→ **TASK DESCRIPTION**
Your answer should consist of each line from the data below that contains "Heng".

→ **Website and app data records**
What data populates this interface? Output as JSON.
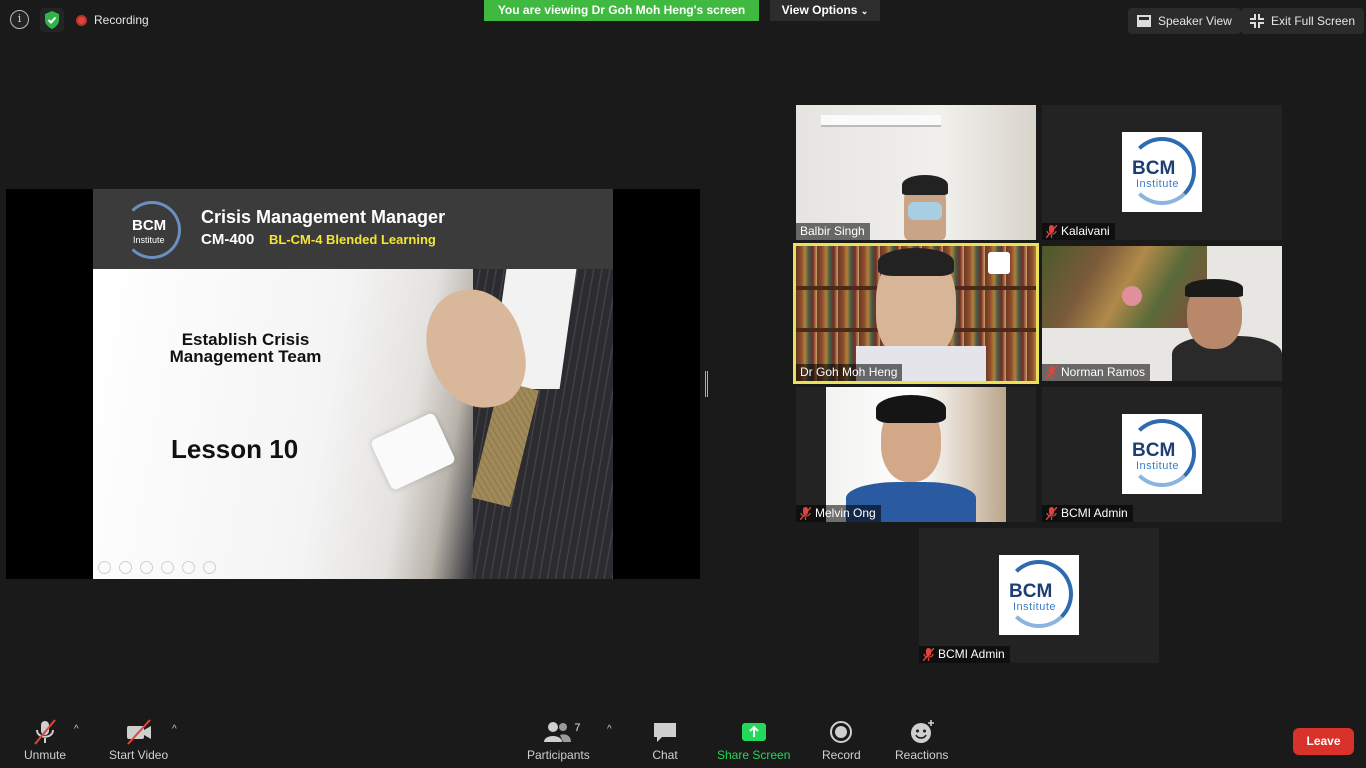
{
  "top_bar": {
    "recording_label": "Recording",
    "viewing_banner": "You are viewing Dr Goh Moh Heng's screen",
    "view_options_label": "View Options",
    "speaker_view_label": "Speaker View",
    "exit_fullscreen_label": "Exit Full Screen"
  },
  "shared_slide": {
    "logo_text": "BCM",
    "logo_subtext": "Institute",
    "title": "Crisis Management Manager",
    "course_code": "CM-400",
    "subtitle": "BL-CM-4 Blended Learning",
    "heading_line1": "Establish Crisis",
    "heading_line2": "Management Team",
    "lesson": "Lesson 10"
  },
  "participants": [
    {
      "name": "Balbir Singh",
      "muted": false,
      "video": "camera"
    },
    {
      "name": "Kalaivani",
      "muted": true,
      "video": "bcm-logo"
    },
    {
      "name": "Dr Goh Moh Heng",
      "muted": false,
      "video": "camera",
      "active_speaker": true
    },
    {
      "name": "Norman Ramos",
      "muted": true,
      "video": "camera"
    },
    {
      "name": "Melvin Ong",
      "muted": true,
      "video": "camera"
    },
    {
      "name": "BCMI Admin",
      "muted": true,
      "video": "bcm-logo"
    },
    {
      "name": "BCMI Admin",
      "muted": true,
      "video": "bcm-logo"
    }
  ],
  "bcm_logo": {
    "text": "BCM",
    "subtext": "Institute"
  },
  "toolbar": {
    "unmute_label": "Unmute",
    "start_video_label": "Start Video",
    "participants_label": "Participants",
    "participants_count": "7",
    "chat_label": "Chat",
    "share_screen_label": "Share Screen",
    "record_label": "Record",
    "reactions_label": "Reactions",
    "leave_label": "Leave"
  },
  "colors": {
    "banner_green": "#3fb93f",
    "share_green": "#23d959",
    "leave_red": "#d8322b",
    "active_speaker_border": "#e8e15a",
    "muted_red": "#e0443c"
  }
}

→ **TASK SOLUTION**
    "viewing_banner": "You are viewing Dr Goh Moh Heng's screen",
      "name": "Dr Goh Moh Heng",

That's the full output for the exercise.